---------- Exercise input ----------

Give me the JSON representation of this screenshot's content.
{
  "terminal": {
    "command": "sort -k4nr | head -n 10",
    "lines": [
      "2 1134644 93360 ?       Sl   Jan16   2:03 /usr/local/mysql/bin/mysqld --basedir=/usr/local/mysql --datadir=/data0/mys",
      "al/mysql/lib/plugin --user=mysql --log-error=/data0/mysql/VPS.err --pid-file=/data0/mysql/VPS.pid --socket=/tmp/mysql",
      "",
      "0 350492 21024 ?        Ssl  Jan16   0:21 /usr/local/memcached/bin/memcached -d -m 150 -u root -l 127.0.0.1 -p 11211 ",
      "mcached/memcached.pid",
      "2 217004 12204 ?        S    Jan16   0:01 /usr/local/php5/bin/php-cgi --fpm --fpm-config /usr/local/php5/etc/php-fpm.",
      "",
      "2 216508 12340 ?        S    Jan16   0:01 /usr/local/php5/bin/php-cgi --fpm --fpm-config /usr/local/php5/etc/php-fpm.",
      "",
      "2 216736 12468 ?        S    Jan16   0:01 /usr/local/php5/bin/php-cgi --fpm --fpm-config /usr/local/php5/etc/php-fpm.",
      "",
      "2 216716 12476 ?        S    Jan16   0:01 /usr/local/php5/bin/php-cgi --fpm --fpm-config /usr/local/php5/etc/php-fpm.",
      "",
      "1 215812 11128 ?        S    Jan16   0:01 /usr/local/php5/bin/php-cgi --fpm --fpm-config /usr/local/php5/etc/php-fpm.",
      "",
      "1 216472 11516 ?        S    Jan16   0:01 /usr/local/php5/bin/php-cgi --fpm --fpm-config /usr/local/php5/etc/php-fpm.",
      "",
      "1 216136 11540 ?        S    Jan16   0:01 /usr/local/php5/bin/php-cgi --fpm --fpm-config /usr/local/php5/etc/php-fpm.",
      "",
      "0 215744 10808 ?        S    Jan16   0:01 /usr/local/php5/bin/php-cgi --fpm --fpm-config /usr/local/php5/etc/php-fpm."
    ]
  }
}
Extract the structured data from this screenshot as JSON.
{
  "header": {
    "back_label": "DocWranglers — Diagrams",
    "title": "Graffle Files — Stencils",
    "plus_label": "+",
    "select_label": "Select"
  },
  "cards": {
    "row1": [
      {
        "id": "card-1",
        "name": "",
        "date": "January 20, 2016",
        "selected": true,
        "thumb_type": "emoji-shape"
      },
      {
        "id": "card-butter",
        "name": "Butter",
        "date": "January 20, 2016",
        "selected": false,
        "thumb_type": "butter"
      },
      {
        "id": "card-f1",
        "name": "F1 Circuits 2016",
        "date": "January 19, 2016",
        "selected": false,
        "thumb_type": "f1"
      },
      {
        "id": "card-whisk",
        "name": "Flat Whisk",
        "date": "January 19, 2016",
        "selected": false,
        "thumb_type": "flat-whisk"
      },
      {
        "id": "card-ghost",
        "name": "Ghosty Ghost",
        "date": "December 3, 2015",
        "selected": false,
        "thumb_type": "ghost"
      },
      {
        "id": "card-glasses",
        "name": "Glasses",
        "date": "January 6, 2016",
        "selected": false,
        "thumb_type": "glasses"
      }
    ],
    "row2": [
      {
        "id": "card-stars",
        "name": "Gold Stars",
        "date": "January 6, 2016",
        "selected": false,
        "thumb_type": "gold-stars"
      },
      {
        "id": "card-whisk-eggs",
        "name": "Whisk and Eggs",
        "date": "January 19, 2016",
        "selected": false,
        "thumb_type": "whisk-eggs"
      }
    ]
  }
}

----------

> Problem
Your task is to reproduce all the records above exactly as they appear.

> Task response
Give me the JSON representation of this screenshot's content.
{
  "terminal": {
    "command": "sort -k4nr | head -n 10",
    "lines": [
      "2 1134644 93360 ?       Sl   Jan16   2:03 /usr/local/mysql/bin/mysqld --basedir=/usr/local/mysql --datadir=/data0/mys",
      "al/mysql/lib/plugin --user=mysql --log-error=/data0/mysql/VPS.err --pid-file=/data0/mysql/VPS.pid --socket=/tmp/mysql",
      "",
      "0 350492 21024 ?        Ssl  Jan16   0:21 /usr/local/memcached/bin/memcached -d -m 150 -u root -l 127.0.0.1 -p 11211 ",
      "mcached/memcached.pid",
      "2 217004 12204 ?        S    Jan16   0:01 /usr/local/php5/bin/php-cgi --fpm --fpm-config /usr/local/php5/etc/php-fpm.",
      "",
      "2 216508 12340 ?        S    Jan16   0:01 /usr/local/php5/bin/php-cgi --fpm --fpm-config /usr/local/php5/etc/php-fpm.",
      "",
      "2 216736 12468 ?        S    Jan16   0:01 /usr/local/php5/bin/php-cgi --fpm --fpm-config /usr/local/php5/etc/php-fpm.",
      "",
      "2 216716 12476 ?        S    Jan16   0:01 /usr/local/php5/bin/php-cgi --fpm --fpm-config /usr/local/php5/etc/php-fpm.",
      "",
      "1 215812 11128 ?        S    Jan16   0:01 /usr/local/php5/bin/php-cgi --fpm --fpm-config /usr/local/php5/etc/php-fpm.",
      "",
      "1 216472 11516 ?        S    Jan16   0:01 /usr/local/php5/bin/php-cgi --fpm --fpm-config /usr/local/php5/etc/php-fpm.",
      "",
      "1 216136 11540 ?        S    Jan16   0:01 /usr/local/php5/bin/php-cgi --fpm --fpm-config /usr/local/php5/etc/php-fpm.",
      "",
      "0 215744 10808 ?        S    Jan16   0:01 /usr/local/php5/bin/php-cgi --fpm --fpm-config /usr/local/php5/etc/php-fpm."
    ]
  }
}
Extract the structured data from this screenshot as JSON.
{
  "header": {
    "back_label": "DocWranglers — Diagrams",
    "title": "Graffle Files — Stencils",
    "plus_label": "+",
    "select_label": "Select"
  },
  "cards": {
    "row1": [
      {
        "id": "card-1",
        "name": "",
        "date": "January 20, 2016",
        "selected": true,
        "thumb_type": "emoji-shape"
      },
      {
        "id": "card-butter",
        "name": "Butter",
        "date": "January 20, 2016",
        "selected": false,
        "thumb_type": "butter"
      },
      {
        "id": "card-f1",
        "name": "F1 Circuits 2016",
        "date": "January 19, 2016",
        "selected": false,
        "thumb_type": "f1"
      },
      {
        "id": "card-whisk",
        "name": "Flat Whisk",
        "date": "January 19, 2016",
        "selected": false,
        "thumb_type": "flat-whisk"
      },
      {
        "id": "card-ghost",
        "name": "Ghosty Ghost",
        "date": "December 3, 2015",
        "selected": false,
        "thumb_type": "ghost"
      },
      {
        "id": "card-glasses",
        "name": "Glasses",
        "date": "January 6, 2016",
        "selected": false,
        "thumb_type": "glasses"
      }
    ],
    "row2": [
      {
        "id": "card-stars",
        "name": "Gold Stars",
        "date": "January 6, 2016",
        "selected": false,
        "thumb_type": "gold-stars"
      },
      {
        "id": "card-whisk-eggs",
        "name": "Whisk and Eggs",
        "date": "January 19, 2016",
        "selected": false,
        "thumb_type": "whisk-eggs"
      }
    ]
  }
}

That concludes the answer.